On the inexpensive side of things, Saddleback Leather offers a bifold card case for only $15. The quality should be excellent, but if you’re looking for something with somewhat more refined aesthetics, Hartmann offers a handsome alternative for $35. I’m not nuts about ID windows, but what can you do?

Speaking of rough-hewn aesthetics, the recent Americana revival has hit the world of leather goods, as well. When I asked about wallets on Twitter, we had multiple recommendations for options from Tanner Goods (of Portland) and Billykirk. Tanner Goods’ choices tend towards “outdoorsy casual,” and Billykirk’s towards “axe-wielding.”

I’m a big fan of the leather-and-canvas choice from Duluth Pack of Minnesota, which offers a lifetime guarantee. They’ve also got a nice money clip bifold which is only $20, and a simple credit card wallet. In the past, I’ve recommended Filson wallets to those looking for something casual and durable, and, well, I still do.

If you’re looking for something “fun,” check out the selection at Jack Spade. They really get the silly trendy stuff right, with simple aesthetics and cool touches. They also come up regularly on sale and on Gilt Groupe for very reasonable prices.

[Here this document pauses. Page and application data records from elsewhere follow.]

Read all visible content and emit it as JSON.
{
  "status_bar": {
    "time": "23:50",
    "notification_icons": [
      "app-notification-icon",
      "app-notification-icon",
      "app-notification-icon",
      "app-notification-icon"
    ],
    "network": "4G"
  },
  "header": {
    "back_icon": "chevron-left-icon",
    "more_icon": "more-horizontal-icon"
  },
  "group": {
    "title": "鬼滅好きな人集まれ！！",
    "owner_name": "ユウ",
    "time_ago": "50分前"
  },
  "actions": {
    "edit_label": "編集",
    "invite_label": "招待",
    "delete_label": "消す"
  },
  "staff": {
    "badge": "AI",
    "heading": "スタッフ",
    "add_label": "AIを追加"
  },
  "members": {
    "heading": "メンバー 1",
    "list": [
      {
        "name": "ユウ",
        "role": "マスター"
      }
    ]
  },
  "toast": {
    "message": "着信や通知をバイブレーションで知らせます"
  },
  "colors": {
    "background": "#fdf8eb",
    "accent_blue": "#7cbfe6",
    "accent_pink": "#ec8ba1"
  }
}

My overall champion, though, is Swaine Adeney Brigg. The quality is exceptional - they are made in England and bear a royal warrant - and the prices, while high relative to the more mass-produced options, are not crazy high. Hermes may charge you $1500, but Swaine Adeney will likely be under $200. Indeed, the simple card case (the design of which is pretty much perfect) is available for $95. In fact, I’ve got myself so pumped up about it I may ask for one from my wife for my birthday.

Regardless of what brand you chose, my advice is simple: simplify. Your back will thank you, and so will the line of your clothes.